The normal period to prepare a legislative agenda was four to six days, she added.
The suspension was “unlawful, void and of no effect”, she concluded.
“Parliament has not been prorogued. This is the unanimous judgement of this court.”
‘Johnson must go’
Jolyon Maugham, founder and director of the Good Law Project, was one of the driving figures behind the case.
“I am delighted today the Supreme Court has protected the foundational principle of any democracy – the right of MPs to do the job for which they were elected,” he said outside the court.
He paid tribute to the 8,000 people who had contributed to a crowdfunding campaign for the legal case. “This victory is yours,” he said.
“It’s now up to the Speakers of both houses – the House of Commons and the House of Lords – to work out what comes next,” Al Jazeera’s Rory Challands reported from the Supreme Court.
“The effect is that parliament is still in session and Boris Johnson has said he would respect the decision – the ball is now in his court.”
Commons Speaker John Bercow said the House must “convene without delay” and that he would be consulting party leaders “as a matter of urgency”.
Pressure on Boris Johnson to resign mounted immediately the judgment was announced.
To huge cheers and chants of “Johnson out!”, Labour leader Jeremy Corbyn said Johnson should become the shortest-ever serving British prime minister – and that Labour was ready to form a government.
“I invite Boris Johnson, in the historic words, to ‘consider his position’,” Corbyn told delegates at the Labour Party’s annual conference in Brighton.
Scottish National Party politician Joanna Cherry, another key figure bringing the legal case, joined Corbyn’s call.
“His position is untenable and he should have the guts for once to do the decent thing and resign,” she said outside the court.
Demonstrators gathered outside the Supreme Court on Tuesday [Frank Augstein/The Associated Press]
Former Green Party leader Caroline Lucas called for Britain to formally codify its series of legal conventions and agreements.
“I think important here too is the fact that we must have a written constitution after this,” said the Brighton Pavilion MP.
“Thankfully the Supreme Court has ruled unanimously in our favour, but it should never have come to this.
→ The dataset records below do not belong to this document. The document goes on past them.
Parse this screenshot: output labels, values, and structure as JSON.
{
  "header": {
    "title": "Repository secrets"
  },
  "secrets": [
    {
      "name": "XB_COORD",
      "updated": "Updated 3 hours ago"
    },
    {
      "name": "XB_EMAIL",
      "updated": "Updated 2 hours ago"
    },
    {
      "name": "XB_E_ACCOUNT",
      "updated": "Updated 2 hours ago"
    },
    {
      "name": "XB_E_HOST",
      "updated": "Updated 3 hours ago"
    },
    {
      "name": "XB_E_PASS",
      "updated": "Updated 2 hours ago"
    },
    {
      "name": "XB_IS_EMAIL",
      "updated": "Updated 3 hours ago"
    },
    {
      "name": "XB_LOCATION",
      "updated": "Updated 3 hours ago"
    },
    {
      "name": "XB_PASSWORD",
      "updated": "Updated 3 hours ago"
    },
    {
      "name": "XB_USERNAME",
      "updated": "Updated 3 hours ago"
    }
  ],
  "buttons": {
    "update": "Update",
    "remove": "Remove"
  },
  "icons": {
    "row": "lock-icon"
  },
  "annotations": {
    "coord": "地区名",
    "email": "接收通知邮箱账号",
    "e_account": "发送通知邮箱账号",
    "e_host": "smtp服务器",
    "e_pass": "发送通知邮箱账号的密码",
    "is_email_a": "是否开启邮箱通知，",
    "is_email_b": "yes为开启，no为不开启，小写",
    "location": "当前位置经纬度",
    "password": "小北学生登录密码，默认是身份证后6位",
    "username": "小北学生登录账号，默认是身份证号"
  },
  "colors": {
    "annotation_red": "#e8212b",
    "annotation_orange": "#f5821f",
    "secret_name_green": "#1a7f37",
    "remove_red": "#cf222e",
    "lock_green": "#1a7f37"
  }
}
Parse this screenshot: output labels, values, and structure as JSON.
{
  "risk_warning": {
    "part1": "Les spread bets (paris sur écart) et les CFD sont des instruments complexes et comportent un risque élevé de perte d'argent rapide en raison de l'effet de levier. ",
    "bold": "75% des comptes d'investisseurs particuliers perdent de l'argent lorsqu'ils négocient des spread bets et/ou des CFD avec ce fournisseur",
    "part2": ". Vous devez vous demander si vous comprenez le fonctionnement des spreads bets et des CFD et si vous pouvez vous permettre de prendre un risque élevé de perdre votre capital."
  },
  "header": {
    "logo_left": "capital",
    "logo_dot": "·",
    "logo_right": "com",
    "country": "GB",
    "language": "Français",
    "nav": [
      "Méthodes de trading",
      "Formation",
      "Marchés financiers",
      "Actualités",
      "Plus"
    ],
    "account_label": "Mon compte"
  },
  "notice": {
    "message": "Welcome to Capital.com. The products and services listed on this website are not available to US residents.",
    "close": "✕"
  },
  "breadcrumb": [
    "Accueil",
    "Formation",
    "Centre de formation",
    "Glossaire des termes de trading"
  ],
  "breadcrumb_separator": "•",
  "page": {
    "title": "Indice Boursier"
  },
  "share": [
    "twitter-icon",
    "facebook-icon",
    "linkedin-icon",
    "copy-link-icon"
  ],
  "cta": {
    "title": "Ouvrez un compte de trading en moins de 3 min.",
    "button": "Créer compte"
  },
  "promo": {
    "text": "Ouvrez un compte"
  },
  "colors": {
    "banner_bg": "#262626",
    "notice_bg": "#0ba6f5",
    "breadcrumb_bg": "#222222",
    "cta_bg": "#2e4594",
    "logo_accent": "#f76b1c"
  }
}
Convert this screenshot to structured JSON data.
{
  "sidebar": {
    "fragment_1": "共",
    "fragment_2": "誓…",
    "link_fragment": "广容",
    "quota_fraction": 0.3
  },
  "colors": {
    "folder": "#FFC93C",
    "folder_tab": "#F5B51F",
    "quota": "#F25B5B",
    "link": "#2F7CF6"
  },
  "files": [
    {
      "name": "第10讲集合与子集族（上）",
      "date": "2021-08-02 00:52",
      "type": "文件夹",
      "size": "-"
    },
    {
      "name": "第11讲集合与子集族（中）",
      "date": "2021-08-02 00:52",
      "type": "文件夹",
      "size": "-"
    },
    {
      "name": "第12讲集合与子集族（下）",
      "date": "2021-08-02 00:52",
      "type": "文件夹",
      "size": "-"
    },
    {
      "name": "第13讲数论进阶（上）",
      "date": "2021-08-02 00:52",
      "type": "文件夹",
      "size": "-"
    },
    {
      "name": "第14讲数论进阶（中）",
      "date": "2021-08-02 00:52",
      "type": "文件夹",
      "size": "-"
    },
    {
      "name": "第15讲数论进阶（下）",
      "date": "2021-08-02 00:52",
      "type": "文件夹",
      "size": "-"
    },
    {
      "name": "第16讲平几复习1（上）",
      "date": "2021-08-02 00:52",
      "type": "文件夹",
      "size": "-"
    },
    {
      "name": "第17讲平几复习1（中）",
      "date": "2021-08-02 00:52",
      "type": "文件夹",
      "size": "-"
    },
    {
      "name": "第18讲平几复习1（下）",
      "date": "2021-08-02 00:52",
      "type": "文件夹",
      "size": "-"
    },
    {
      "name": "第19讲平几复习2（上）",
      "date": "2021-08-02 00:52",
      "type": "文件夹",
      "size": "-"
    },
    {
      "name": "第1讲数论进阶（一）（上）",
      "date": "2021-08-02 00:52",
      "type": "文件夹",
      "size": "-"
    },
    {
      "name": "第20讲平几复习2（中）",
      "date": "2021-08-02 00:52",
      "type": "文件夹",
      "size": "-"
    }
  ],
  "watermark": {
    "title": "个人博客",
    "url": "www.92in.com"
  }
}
It shouldn’t require the courts to uphold parliamentary sovereignty.
“That is why as well as celebrating this victory today, we must set about putting in place a written constitution so that we are not at the whim any more of ‘gentlemen’s agreements’ – this is a trial for parliamentary sovereignty.
“This is a triumph for all of us. Johnson must go and we must get back to work.”
London Mayor Sadiq Khan said Johnson “misled the British public, Parliament, the queen and the courts” about the reason he suspended Parliament.
“The truth is that the prime minister wanted to silence our MPs and prevent them from debating and scrutinising his catastrophic plans for a no-deal Brexit,” he said in a statement shared on Twitter.
“Parliament must now be immediately recalled so that MPs can get on with their job of holding this undemocratic and dishonest Government to account.”
Nigel Farage, the populist far-right leader of the Brexit Party who has failed seven times to be elected to Parliament, said Johnson had been badly advised. “Prorogation is the worst political decision ever,” he said. “Johnson’s adviser, Dominic Cummings must go.”
Conservative MP Tom Tugendhat shared a picture of himself sitting in the House of Commons following the Supreme Court’s ruling: “We’re sitting,” reads the caption.
We’re sitting… pic.twitter.com/GdApCgcpbp
— Tom Tugendhat (@TomTugendhat) September 24, 2019
The European Commission declined to comment on “internal constitutional matters” of the United Kingdom.
“Will Boris Johnson resign? Well, I don’t think he’s the resigning kind,” said Al Jazeera’s Challands.
“We are heading towards an election, of course. We might get something in the coming weeks which might catalyse that; if there is a vote of no confidence we might end up with some kind of caretaker government. Other party leaders have said they don’t want that to be headed by Labour leader Jeremy Corbyn, but perhaps some other figure may end up leading a caretaker administration.”